Climate Change Emergency – Meaning What?

Below is the Labour Party’s climate emergency motion, passed in the Commons yesterday without a vote. Just what the motion means is not totally clear.

For the government, that snake Michael Gove accepted there was an emergency, but refused to declare one.

For business and all those organisations with a neoliberal outlook, a cost benefit approach shows the present value of something happening in 2050 to be almost nothing.

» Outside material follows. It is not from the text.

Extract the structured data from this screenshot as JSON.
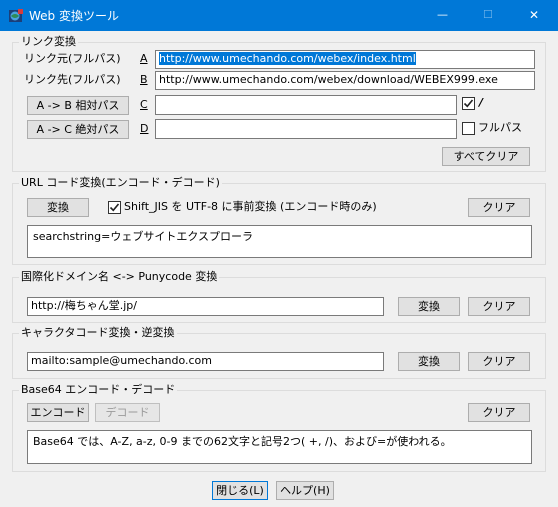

“That this House declares an environment and climate emergency following the finding of the Inter-governmental Panel on Climate Change that to avoid more than 1.5°C rise in global warming, global emissions would need to fall by around 45 per cent from 2010 levels by 2030, reaching net zero by around 2050; recognises the devastating impact that volatile and extreme weather will have on UK food production, water availability, public health and through flooding and wildfire damage; notes that the UK is currently missing almost all of its biodiversity targets, with an alarming trend in species decline, and that cuts of 50 percent to the funding of Natural England are counterproductive to tackling those problems; calls on the Government to increase the ambition of the UK’s climate change targets under the Climate Change Act 2008 to achieve net zero emissions before 2050, to increase support for and set ambitious, short-term targets for the roll-out of renewable and low carbon energy and transport, and to move swiftly to capture economic opportunities and green jobs in the low carbon economy while managing risks for workers and communities currently reliant on carbon intensive sectors; and further calls on the Government to lay before the House within the next six months urgent proposals to restore the UK’s natural environment and to deliver a circular, zero waste economy.”